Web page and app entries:

################

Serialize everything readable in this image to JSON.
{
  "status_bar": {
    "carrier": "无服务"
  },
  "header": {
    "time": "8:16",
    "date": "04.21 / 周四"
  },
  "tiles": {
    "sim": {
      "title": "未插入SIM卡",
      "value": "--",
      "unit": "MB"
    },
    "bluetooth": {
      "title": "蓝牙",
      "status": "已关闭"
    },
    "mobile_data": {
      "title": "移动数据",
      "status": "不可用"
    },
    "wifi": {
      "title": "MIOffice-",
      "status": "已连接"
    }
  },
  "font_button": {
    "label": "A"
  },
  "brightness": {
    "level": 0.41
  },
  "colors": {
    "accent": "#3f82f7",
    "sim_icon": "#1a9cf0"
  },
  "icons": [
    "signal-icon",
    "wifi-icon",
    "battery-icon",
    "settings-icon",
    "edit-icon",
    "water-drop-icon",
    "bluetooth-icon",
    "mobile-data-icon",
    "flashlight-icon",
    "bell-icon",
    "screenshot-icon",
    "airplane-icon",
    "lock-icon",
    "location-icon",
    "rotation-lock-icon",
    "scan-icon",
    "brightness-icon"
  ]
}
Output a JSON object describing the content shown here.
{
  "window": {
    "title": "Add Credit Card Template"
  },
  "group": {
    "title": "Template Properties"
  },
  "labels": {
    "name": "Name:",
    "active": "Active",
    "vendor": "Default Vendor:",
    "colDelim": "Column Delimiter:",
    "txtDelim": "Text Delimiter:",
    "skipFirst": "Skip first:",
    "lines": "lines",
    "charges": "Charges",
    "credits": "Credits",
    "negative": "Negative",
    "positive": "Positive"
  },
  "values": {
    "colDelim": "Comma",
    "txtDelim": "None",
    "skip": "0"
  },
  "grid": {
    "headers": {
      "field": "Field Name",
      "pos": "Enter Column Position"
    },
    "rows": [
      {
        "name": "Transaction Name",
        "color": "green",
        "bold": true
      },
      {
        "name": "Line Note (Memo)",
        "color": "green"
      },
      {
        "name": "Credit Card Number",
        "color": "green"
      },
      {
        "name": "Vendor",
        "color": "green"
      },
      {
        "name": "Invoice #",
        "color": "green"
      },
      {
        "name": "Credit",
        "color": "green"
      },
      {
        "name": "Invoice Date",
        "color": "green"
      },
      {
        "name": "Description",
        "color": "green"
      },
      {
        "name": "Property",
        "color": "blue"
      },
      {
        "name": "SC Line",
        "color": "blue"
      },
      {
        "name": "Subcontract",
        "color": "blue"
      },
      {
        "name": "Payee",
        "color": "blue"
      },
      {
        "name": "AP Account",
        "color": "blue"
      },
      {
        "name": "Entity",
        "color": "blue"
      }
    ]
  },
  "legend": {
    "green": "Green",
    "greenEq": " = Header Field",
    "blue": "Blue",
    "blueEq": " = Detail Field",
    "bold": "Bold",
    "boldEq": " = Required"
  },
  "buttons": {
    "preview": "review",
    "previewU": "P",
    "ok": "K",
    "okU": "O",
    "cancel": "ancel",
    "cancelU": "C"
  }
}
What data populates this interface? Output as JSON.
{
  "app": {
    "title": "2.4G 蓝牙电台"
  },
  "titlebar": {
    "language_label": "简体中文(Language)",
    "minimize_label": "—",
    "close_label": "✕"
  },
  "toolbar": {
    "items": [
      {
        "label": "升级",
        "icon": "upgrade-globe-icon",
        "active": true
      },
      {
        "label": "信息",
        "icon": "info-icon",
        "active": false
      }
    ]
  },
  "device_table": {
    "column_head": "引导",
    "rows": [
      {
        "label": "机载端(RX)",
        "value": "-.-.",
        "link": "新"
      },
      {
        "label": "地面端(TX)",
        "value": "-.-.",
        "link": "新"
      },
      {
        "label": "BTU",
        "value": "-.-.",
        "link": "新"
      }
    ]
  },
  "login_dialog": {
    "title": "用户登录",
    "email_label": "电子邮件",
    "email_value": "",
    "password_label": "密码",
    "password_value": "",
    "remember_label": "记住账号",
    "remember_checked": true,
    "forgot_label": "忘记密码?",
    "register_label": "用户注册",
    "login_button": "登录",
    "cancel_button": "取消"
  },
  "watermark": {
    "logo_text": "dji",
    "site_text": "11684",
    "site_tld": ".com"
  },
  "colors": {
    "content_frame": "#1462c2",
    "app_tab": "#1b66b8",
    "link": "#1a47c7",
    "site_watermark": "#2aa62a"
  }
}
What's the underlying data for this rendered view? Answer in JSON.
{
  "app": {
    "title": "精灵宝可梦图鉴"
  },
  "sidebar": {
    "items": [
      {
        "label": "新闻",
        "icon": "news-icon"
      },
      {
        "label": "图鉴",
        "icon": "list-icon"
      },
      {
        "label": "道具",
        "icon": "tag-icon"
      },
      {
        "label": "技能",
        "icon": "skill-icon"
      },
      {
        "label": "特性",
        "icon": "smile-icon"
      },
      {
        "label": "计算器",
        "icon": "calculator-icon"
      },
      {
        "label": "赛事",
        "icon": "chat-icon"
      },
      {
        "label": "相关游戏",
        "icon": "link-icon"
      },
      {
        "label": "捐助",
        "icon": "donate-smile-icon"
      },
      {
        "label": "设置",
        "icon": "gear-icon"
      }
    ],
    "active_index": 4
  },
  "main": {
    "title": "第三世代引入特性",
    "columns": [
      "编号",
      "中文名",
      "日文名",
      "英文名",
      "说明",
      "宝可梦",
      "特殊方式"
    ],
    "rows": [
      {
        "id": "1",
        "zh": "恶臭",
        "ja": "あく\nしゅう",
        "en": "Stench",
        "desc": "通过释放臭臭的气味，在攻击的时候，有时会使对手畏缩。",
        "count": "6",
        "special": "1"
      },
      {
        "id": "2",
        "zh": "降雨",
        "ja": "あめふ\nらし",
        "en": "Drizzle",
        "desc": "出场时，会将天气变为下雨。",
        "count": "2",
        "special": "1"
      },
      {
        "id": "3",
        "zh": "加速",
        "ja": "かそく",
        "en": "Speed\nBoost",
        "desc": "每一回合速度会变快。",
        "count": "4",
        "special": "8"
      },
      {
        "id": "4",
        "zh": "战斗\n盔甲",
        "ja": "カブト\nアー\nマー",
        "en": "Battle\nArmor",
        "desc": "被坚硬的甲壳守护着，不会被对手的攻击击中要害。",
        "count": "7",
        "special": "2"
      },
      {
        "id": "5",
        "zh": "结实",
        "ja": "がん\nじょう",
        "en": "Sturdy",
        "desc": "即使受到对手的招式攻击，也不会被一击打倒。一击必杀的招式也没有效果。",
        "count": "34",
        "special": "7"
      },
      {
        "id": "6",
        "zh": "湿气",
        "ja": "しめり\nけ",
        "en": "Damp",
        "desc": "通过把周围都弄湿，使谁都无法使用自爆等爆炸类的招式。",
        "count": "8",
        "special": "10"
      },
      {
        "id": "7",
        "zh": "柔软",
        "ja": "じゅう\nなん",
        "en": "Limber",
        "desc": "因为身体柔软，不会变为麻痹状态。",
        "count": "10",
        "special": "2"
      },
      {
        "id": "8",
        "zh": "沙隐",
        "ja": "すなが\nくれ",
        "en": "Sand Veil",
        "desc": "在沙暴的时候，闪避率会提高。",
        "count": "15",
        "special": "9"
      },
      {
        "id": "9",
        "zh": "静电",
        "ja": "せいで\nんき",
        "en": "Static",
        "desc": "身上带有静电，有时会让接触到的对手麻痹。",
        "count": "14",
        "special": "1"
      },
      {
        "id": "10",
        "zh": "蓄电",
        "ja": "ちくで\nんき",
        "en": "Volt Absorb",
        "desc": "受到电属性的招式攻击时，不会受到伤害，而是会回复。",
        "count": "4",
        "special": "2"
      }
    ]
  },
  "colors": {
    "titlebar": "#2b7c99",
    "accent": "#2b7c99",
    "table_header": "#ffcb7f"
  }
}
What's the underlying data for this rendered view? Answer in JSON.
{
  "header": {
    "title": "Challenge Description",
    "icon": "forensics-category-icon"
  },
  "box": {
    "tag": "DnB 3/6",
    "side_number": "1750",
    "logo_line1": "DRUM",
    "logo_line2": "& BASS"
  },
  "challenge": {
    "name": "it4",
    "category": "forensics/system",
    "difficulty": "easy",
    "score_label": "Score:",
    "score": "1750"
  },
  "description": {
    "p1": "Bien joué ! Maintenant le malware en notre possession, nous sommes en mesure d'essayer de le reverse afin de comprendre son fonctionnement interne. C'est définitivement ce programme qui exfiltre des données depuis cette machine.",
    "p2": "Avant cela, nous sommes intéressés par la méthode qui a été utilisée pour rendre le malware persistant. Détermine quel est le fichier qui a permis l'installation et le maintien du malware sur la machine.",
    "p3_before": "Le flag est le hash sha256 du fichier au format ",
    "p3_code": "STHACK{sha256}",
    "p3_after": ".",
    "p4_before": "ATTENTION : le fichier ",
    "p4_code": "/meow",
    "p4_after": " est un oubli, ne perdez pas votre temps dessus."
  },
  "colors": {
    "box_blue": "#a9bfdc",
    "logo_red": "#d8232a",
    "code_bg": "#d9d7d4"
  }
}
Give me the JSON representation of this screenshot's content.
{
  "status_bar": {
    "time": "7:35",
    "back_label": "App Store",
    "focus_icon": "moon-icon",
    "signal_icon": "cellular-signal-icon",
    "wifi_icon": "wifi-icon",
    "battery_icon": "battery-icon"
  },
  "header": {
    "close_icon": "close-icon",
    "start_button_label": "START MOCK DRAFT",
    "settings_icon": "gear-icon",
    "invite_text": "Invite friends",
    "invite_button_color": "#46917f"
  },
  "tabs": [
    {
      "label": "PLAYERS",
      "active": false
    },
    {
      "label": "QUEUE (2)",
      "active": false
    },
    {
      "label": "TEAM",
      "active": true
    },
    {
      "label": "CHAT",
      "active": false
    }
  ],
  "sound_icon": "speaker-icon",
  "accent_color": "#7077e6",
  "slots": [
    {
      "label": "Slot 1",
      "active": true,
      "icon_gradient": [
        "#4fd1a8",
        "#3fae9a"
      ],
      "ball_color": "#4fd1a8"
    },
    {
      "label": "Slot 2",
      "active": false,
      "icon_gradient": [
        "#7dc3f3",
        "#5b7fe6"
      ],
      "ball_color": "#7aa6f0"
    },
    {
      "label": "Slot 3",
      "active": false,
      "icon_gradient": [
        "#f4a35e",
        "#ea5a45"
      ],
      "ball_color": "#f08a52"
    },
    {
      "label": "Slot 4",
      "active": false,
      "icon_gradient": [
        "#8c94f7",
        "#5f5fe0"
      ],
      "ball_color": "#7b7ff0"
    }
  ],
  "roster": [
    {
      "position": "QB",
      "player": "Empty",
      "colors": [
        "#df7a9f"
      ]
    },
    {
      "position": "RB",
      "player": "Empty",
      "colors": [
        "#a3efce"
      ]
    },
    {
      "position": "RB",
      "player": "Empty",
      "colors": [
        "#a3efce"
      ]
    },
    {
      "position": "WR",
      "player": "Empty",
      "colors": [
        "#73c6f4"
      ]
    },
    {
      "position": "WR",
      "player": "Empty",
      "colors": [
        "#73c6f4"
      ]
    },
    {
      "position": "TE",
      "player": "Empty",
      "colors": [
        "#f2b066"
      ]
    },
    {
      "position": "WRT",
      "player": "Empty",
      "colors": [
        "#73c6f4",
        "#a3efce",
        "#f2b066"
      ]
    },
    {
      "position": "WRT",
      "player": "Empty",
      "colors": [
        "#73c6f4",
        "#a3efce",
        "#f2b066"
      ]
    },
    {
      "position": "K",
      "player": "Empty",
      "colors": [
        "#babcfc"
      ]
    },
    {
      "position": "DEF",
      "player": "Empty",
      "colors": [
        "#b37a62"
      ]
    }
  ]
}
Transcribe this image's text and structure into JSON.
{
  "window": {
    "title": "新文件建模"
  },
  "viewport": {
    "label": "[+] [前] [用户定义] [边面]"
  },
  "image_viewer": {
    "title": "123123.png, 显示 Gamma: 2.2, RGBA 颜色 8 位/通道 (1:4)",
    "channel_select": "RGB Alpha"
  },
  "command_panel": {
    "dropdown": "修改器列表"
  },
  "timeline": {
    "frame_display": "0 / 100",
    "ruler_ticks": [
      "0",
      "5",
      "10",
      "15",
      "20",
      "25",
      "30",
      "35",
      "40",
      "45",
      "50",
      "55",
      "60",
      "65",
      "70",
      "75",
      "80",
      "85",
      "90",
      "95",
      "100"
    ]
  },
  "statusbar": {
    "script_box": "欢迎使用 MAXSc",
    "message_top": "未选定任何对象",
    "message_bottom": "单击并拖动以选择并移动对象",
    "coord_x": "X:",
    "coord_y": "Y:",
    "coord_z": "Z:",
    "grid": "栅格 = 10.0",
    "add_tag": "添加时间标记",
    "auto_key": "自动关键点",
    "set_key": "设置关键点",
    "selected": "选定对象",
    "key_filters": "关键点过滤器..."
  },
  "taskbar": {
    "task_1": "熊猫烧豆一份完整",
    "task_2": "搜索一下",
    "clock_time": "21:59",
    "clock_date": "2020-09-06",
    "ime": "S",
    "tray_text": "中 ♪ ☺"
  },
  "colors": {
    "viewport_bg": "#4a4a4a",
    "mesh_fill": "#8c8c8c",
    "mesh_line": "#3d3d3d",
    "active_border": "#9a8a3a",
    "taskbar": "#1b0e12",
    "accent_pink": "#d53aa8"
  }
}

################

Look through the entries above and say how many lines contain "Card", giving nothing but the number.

EXERCISE RESULT:
2